- Serve a vegetable on the side (preferably a green vegetable). Starting with a fresh green salad is always a good idea. Fruit for dessert is always great, too!
Rich & Creamy Low-Fat Vegan Cauliflower Mac & Cheeze
If you are a former cheese addict like me who could easily go back to eating cheese (if it weren’t for the million and one reasons not to), this is just the thing to get you through those occasional cheese cravings. It is the ultimate American comfort food – seriously rich and creamy, but lighter and healthier with a big nutritional boost coming from cauliflower – a vegetable rich in sulforaphane – a powerful cancer-fighting phytochemical.

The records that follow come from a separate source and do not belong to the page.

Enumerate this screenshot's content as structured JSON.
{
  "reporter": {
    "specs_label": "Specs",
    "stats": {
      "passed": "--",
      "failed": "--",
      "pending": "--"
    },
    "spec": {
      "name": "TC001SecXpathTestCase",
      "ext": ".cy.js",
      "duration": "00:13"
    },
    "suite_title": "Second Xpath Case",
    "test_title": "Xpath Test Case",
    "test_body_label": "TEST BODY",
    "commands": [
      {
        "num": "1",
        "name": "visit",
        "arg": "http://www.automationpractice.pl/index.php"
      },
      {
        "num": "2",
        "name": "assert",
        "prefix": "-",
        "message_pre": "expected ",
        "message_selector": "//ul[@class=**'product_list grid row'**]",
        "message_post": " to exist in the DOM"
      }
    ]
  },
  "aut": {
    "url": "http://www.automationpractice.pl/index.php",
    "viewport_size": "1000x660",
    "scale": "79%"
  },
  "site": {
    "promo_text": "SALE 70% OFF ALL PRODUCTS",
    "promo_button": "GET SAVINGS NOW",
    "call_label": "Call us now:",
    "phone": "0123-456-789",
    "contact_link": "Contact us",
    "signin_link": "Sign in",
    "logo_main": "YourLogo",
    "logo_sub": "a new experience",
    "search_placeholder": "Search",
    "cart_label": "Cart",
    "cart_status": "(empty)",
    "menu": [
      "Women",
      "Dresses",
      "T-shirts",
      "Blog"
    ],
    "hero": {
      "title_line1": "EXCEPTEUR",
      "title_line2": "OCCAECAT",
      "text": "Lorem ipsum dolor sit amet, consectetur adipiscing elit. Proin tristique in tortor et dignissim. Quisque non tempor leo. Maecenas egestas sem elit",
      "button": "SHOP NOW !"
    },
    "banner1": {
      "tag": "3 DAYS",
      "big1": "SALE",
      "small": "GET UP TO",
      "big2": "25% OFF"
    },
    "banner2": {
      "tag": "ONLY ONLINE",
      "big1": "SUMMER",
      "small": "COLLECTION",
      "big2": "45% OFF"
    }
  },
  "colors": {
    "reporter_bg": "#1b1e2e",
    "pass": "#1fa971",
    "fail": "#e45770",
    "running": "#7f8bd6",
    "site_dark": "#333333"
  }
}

Simply by replacing half the cashews with cooked yellow squash, the rich cashew cream sauce, which tastes remarkably cheesy, is lower in fat than a typical cashew cream sauce. Serve with a green vegetable such as peas or green beans and a green salad.
Note: The recipe for the sauce makes a little more than you need. Use only about ¾ of the sauce to pour over the cauliflower mac & cheese. Save the rest to drizzle over steamed broccoli later in the week. The sauce will keep for about 5 days in the fridge.
1/2 pound whole wheat elbow macaroni
1 head cauliflower, cut into small florets
1/2 cup raw cashews
1 1/2 cups steamed yellow summer squash, (steamed for about 5-7 minutes) (about 2 cups raw)
¼ cup nutritional yeast
2 tablespoons yellow miso
2 tablespoons freshly squeezed lemon juice
2 tablespoons ume plum vinegar (available at natural and health food stores)
A few turns freshly ground black pepper
1/2 cup water (adjust quantity to make sauce thick or thin to your preference)
- Cook the pasta according to package directions, adding the cauliflower during the last 5 minutes of cooking.
- To make the sauce, place the cashews, cooked squash, nutritional yeast, miso, lemon juice, ume plum vinegar, a bit of pepper and water in a high-powered blender (a regular blender will do, it will just take a bit longer – stop periodically to avoid burning out the motor).
- Drain cauliflower and pasta and stir in cheese sauce. Serve immediately.
Recipe by Emily Barth Webber, 2010.
[i] Breaking the Food Seduction by Neal Barnard, M.D.